Since being launched in schools last fall, the Holocaust Commission’s What We Carry program has been presented 38 times in the community by trained Commission volunteers—27 times in school settings and 11 times for military audiences. More than half of the presentations came after the successful premiere of the documentary films on which the program is based, at Tidewater Community College’s Roper Theater in March.
In early summer, Simon Family JCC member Cliff Holmquist contacted me after seeing the trailer for the program on the screen in the Cardo over the Holocaust Talmud. He thought it might be a good program to show at his church, Calvary Assembly of God in Kempsville. Though members of our Speakers’ Bureau had addressed faith communities, we had not presented What We Carry in a church before. It seemed like a great idea to reach a different constituency.
Since the summer is a slow period for Holocaust Commission volunteers, we waited until September and scheduled a presentation just before Rosh Hashanah. The timing and the reception seemed to be “Beshert.”
Cliff and his Pastor, Dr. Dan Goff, created excitement about the presentation by having it in conjunction with not only their men’s fellowship group, as originally planned, but also their women’s group. They “sweetened the deal,” by providing a free brunch to everyone who would attend, including the Commission members, who were all invited. The church created flyers that were placed around their own community, and in the JCC lobby near the film trailer, so anyone could attend.
A group of six Commission members beautifully presented the story of the late Hanns Loewenbach to the 70 attendees.
After a lovely brunch in their social hall, Pastor Goff welcomed his congregants into the sanctuary, and then turned the floor over to the Commission, with a request that we begin by sharing a little information about the upcoming High Holiday season. After a brief description about the Days of Awe, the documentary in which Hanns narrates his own survival story ran on a large raised screen, as I added biographical information connecting segments of the film. Past Holocaust Commission chair Deb Segaloff shared with the group all of the artifacts (replicas) contained in the suitcase that accompanies the film, further painting a picture of Hanns’ life before and during the Holocaust. Afterwards there was a lively discussion in which all of the Commission members present, including Hanns’ dear friend Anne Fleder, answered the audience members’ questions about Hanns’ life during and after the Holocaust.
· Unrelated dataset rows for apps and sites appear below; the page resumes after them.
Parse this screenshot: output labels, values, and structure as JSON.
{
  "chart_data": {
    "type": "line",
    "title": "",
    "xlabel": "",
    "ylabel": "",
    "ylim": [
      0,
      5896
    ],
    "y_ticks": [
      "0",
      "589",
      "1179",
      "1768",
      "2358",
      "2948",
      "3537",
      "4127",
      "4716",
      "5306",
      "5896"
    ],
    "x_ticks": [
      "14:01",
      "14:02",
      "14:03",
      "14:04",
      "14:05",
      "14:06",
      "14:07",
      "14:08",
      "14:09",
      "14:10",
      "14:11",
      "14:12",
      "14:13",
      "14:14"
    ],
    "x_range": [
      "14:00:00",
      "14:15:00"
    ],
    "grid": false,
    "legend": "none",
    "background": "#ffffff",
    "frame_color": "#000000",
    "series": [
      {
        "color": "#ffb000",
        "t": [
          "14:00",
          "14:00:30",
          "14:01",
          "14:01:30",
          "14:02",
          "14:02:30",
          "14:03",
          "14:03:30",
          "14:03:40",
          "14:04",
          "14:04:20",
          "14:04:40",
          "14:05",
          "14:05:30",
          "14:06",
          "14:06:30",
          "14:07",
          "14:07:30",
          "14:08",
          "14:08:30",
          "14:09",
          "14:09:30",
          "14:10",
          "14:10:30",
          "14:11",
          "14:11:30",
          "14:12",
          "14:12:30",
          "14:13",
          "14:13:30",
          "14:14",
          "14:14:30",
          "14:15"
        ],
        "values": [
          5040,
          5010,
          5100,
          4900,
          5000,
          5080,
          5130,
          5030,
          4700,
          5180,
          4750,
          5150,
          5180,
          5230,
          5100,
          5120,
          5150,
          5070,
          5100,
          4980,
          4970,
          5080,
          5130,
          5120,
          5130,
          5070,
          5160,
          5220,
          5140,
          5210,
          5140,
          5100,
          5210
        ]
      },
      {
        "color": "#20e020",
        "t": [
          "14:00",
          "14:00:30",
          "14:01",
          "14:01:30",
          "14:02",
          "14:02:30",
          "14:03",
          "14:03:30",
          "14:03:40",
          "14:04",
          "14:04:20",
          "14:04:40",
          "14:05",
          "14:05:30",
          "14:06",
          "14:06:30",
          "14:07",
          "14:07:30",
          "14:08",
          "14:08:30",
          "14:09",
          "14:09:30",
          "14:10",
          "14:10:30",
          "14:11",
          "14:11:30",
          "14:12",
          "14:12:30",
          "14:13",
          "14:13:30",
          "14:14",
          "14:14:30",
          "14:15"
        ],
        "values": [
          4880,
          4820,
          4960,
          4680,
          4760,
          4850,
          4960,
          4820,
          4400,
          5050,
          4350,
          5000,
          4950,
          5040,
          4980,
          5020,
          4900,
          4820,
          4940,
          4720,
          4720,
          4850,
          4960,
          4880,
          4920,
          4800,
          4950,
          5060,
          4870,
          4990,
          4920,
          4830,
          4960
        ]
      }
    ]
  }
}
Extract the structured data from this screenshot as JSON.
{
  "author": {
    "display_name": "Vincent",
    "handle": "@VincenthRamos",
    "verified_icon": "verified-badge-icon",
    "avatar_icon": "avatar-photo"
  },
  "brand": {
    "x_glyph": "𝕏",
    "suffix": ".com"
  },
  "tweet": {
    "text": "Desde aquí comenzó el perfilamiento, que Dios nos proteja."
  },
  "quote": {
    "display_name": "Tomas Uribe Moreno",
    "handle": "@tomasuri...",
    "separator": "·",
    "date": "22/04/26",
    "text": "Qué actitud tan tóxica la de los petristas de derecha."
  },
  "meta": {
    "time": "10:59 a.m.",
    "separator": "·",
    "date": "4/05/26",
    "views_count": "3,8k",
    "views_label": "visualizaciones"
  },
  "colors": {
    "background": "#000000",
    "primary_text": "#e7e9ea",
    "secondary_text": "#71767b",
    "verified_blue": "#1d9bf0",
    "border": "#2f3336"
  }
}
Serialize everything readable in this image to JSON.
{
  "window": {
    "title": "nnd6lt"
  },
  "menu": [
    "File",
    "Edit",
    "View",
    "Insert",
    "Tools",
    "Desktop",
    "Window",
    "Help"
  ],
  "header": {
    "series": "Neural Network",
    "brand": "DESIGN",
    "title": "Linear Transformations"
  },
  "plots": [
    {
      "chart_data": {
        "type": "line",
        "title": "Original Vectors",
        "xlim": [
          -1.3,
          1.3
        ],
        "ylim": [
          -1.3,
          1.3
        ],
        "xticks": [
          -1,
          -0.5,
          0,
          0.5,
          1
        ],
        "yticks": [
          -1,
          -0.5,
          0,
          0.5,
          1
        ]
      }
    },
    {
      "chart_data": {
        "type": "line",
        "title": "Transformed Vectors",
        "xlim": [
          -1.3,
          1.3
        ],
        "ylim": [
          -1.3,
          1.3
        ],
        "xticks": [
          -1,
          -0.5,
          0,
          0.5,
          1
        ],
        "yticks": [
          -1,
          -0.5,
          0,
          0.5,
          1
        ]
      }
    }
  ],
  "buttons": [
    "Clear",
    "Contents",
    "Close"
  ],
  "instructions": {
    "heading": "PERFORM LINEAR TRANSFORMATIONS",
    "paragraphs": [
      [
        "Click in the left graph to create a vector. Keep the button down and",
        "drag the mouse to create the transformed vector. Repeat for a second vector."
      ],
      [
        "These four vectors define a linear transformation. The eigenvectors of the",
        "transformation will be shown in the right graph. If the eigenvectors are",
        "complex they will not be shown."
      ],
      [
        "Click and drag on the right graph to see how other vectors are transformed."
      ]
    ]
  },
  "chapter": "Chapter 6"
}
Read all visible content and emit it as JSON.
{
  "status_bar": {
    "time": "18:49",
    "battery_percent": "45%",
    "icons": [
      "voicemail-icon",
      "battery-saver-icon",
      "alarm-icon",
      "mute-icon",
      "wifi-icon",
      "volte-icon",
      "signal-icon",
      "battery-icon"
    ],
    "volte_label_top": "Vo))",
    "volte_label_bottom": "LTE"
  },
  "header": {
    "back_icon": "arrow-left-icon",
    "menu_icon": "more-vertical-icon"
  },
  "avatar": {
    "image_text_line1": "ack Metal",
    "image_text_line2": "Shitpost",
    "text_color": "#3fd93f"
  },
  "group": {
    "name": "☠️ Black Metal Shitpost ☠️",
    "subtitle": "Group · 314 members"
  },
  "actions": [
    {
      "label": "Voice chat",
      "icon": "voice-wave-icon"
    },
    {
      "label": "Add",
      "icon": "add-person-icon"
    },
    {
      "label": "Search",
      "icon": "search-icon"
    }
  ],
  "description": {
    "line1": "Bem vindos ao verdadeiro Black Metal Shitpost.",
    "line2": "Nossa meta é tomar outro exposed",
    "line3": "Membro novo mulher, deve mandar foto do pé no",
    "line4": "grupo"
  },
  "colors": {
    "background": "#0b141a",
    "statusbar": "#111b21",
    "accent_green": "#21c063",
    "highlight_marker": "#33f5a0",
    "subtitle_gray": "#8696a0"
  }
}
As has happened many times in schools and military groups, by the time the presentation was over, the attendees felt they knew Hanns. There were tears shed when Hanns told of his family members who perished, and heads shaking in amazement when he told how he tried to escape Germany by swimming two hours across frigid Baltic waters to Denmark, and upon being caught by the Danish police, then swam back to Germany to avoid being handed over to the German gendarmerie.
Pastor Goff wrapped up the event by thanking the Commission volunteers and praising the program. He then surprised us by asking that those assembled “make an offering” to the Holocaust Commission, as a gesture of gratitude for the vital work it does by educating people about this tragic period in human history, one story at a time. The generous donation at the start of 5773 made by the congregants of Calvary Assembly of God will go a long way towards educating others through What We Carry, the Elie Wiesel Writing and Visual Arts Competitions, and other programs.
The Holocaust Commission is delighted to share this program with other community groups. For more information, see the What We Carry web page at http://jewishva.org/ holocaust-what-we-carry or contact Elena Baum at email@example.com.
by Elena Barr Baum, director, Holocaust Commission of United Jewish Federation of Tidewater